The sand casting process uses a mold that is created by pressing a pattern into a sand mixture, leaving a cavity into which molten metal is then poured. This process works well with low-volume production – using 3D technology, however, it can even be efficient for high-volume production. Fabricating the patterns for this process is often complex, time-consuming, and expensive. The most common method is to create aluminum patterns, which often leads to incorrect shrink compensation and design flaws that only add more time and money to the process.
Three common types of sand casting patterns are:
- Loose Patterns – patterns are not connected to anything and simply replicate the cast piece
- Cope and Drag Patterns (Split Patterns) – like loose patterns but with a gating system added and a split along the parting line
- Matchplates – similar to Cope and Drag patterns except the Cope and Drag sides are combined into a single piece
PolyJet or FDM Patterns Are Best for Sand Casting When:
- Molds are intended for prototype or production use
- Casting designs need verification
- Gate and runner refinements are likely
- Castings will be complex or large

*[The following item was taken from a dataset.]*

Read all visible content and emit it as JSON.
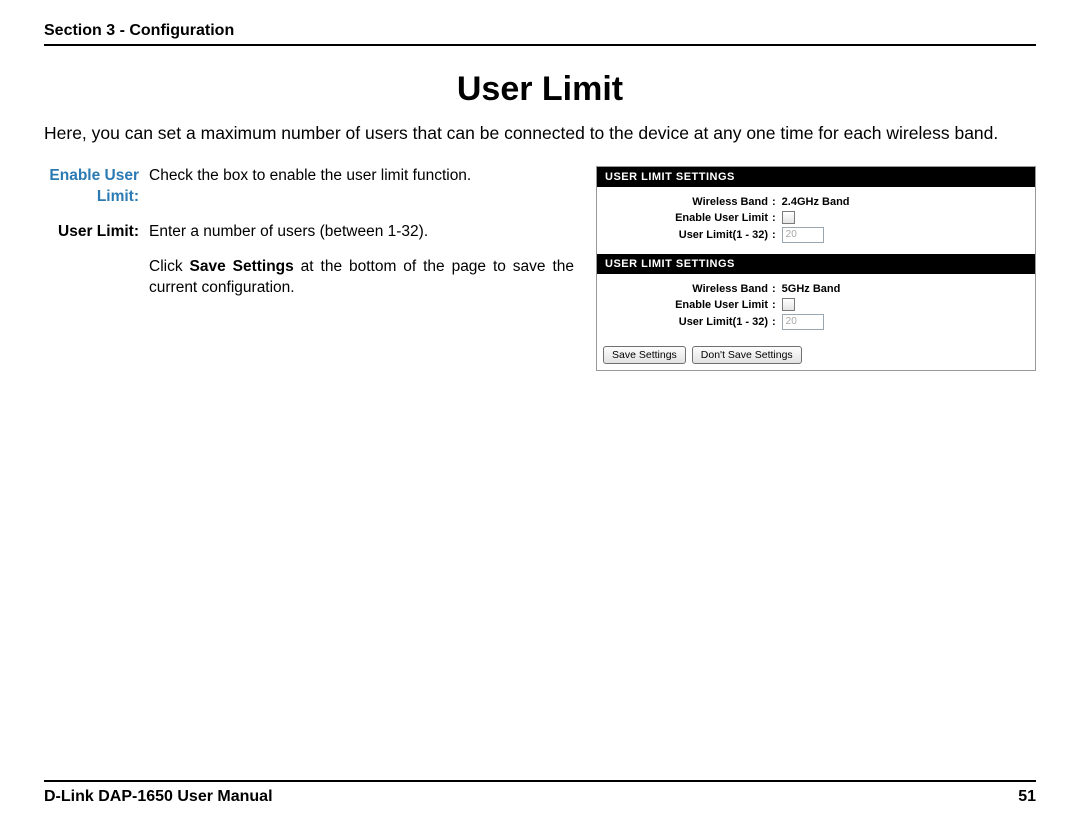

Benefits of PolyJet and FDM Patterns:
- Pattern cost reduction of 50% to 70%
- Lead time reduction of 30% to 70%
- Faster design revisions

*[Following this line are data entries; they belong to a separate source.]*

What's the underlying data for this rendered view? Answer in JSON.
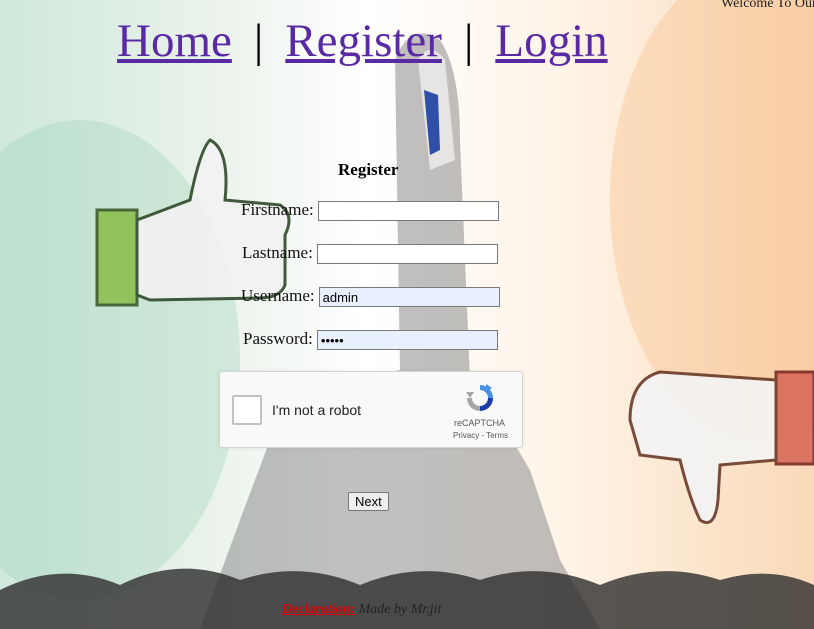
{
  "header": {
    "welcome": "Welcome To Our"
  },
  "nav": {
    "home": "Home",
    "register": "Register",
    "login": "Login",
    "separator": "|"
  },
  "form": {
    "title": "Register",
    "firstname_label": "Firstname:",
    "firstname_value": "",
    "lastname_label": "Lastname:",
    "lastname_value": "",
    "username_label": "Username:",
    "username_value": "admin",
    "password_label": "Password:",
    "password_value": "•••••",
    "next_label": "Next"
  },
  "captcha": {
    "text": "I'm not a robot",
    "brand": "reCAPTCHA",
    "privacy": "Privacy",
    "terms": "Terms",
    "links_sep": " - "
  },
  "footer": {
    "declaration_label": "Declaration:",
    "declaration_text": "Made by Mr.jit"
  }
}
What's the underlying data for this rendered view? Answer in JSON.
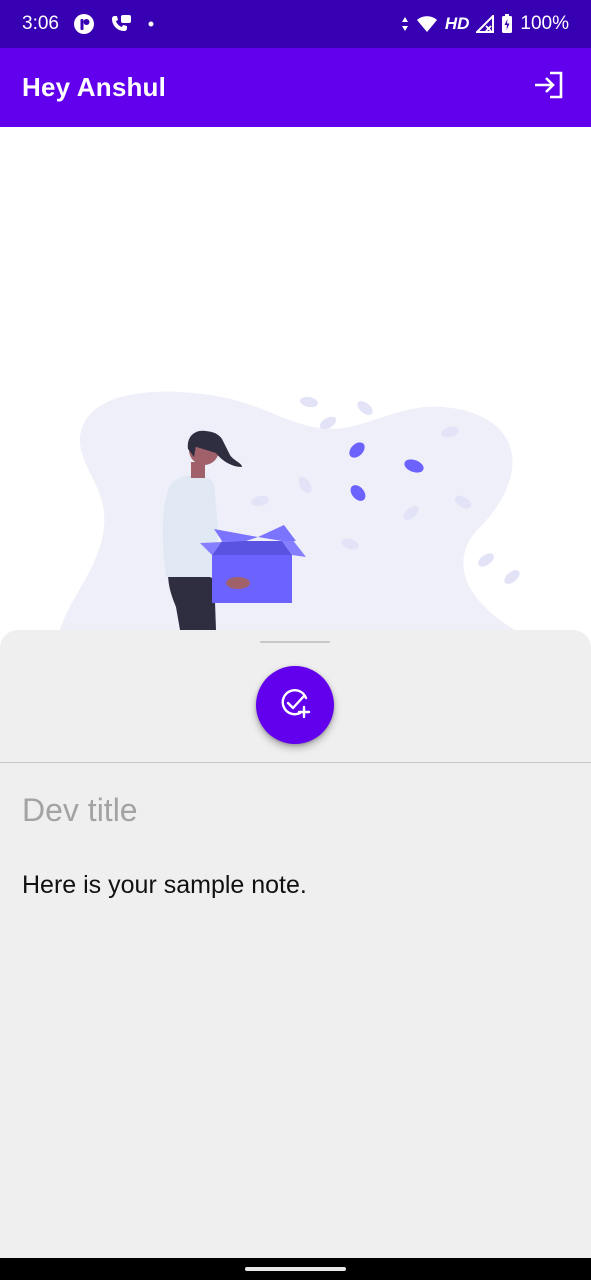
{
  "status_bar": {
    "time": "3:06",
    "network_label": "HD",
    "battery_label": "100%",
    "left_icons": [
      "photo-app-icon",
      "missed-call-icon",
      "dot-icon"
    ],
    "right_icons": [
      "data-arrows-icon",
      "wifi-icon",
      "signal-icon",
      "battery-icon"
    ]
  },
  "app_bar": {
    "title": "Hey Anshul",
    "action_icon": "logout-icon",
    "color": "#6200ee"
  },
  "illustration": {
    "icon": "empty-box-illustration",
    "accent_color": "#6c63ff"
  },
  "sheet": {
    "fab_icon": "add-check-icon",
    "title_placeholder": "Dev title",
    "note_text": "Here is your sample note."
  }
}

- Interchangeable gate and runner system
Blow molding is a process that is used to create hollow plastic parts, such as bottles. Although manufacturing these items in bulk is relatively cost-efficient and quick, prototyping for these types of products tends to be expensive and have a long lead time. Due to this, many companies have forgone the prototyping for these types of products entirely. 3D printing has made the prototyping process for blow-molded products much easier (and cheaper). It includes improved surface quality, durability, and build speed while allowing you to catch any mistakes before sending the product to production.

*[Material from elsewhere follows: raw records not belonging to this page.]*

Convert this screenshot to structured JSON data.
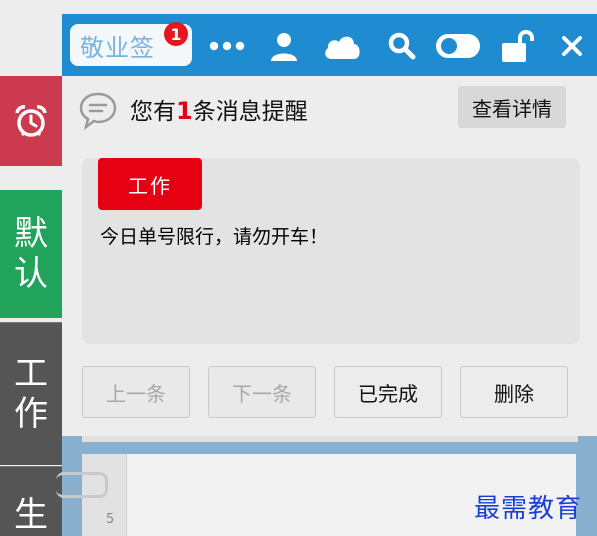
{
  "header": {
    "logo_text": "敬业签",
    "badge_count": "1",
    "icons": [
      "more-icon",
      "user-icon",
      "cloud-icon",
      "search-icon",
      "toggle-icon",
      "unlock-icon",
      "close-icon"
    ],
    "color": "#1f8bd0"
  },
  "sidebar": {
    "items": [
      {
        "icon": "alarm-clock-icon",
        "color": "#cc3a4f"
      },
      {
        "label_1": "默",
        "label_2": "认",
        "color": "#22a35c"
      },
      {
        "label_1": "工",
        "label_2": "作",
        "color": "#555555"
      },
      {
        "label_1": "生",
        "color": "#555555"
      }
    ]
  },
  "message": {
    "prefix": "您有",
    "count": "1",
    "suffix": "条消息提醒",
    "detail_button": "查看详情"
  },
  "reminder": {
    "tag": "工作",
    "tag_color": "#e50012",
    "content": "今日单号限行，请勿开车！"
  },
  "actions": {
    "prev": "上一条",
    "next": "下一条",
    "done": "已完成",
    "delete": "删除"
  },
  "note": {
    "line_number": "5"
  },
  "watermark": "最需教育"
}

Use PolyJet or FDM Technology for Blow Molding When:
- Production levels are low to moderate or custom
- Multiple designs must be considered
- Prototypes are required from the final plastic material
- Design changes are likely
Benefits of PolyJet or FDM Tools:
- Lead time reduced by 30% to 70%
- Prototype mold cost reduced by 40% to 80%
- Stability, eliminating distortion with heat
- Durability through hundreds of cycles
- Little or no need for post processing
When using this technology, be sure to build proper clearances and to orient the tool in the build chamber to give it the best surface finish. If necessary, use filler to get the desired surface texture. The filler will also help to seal the mold and, ultimately, produce a better part.
Also, the material used to produce the prototype mold should be heat-resistant so that it doesn’t warp after each cycle and is durable enough to last through many cycles.
PolyJet Injection Molding
Do you want to produce a prototype from the same plastic as the final production part, but find it difficult to justify the cost of tooling? 3D printing your molds in-house with PolyJet technology offers a fast, affordable way for R&D teams to produce injection molded prototypes.
PolyJet technology creates smooth, detailed, accurate molds. Digital ABS 3D printing material is strong enough to hold up to short injection molding runs of about 10 to 100 parts, depending on the amount of detail. You can install the 3D printed mold directly onto your injection molding machine. If testing reveals that you need to make a design improvement, you can alter the mold in directly in SOLIDWORKS and 3D print the next iteration.
We emphasize that PolyJet molds are not production tools. However, during the design and testing phase, they offer a clear advantage over conventional injection molding. Product designers and manufacturers can use these molds to perform thorough functional testing without worrying about expensive tooling. Design flaws can be discovered early, when they are easiest to fix. This can reduce costly, time-consuming mold corrections, increase product innovation and speed product development.
When to Use PolyJet Tooling
- Complex injection molded plastic prototype component
- PolyJet 3D Printing is a good method for creating prototype injection molds when:
- Complex geometry would make traditional tooling difficult
- Low quantities are needed
- Design changes are likely
- Rapid prototyping from the final production plastic is important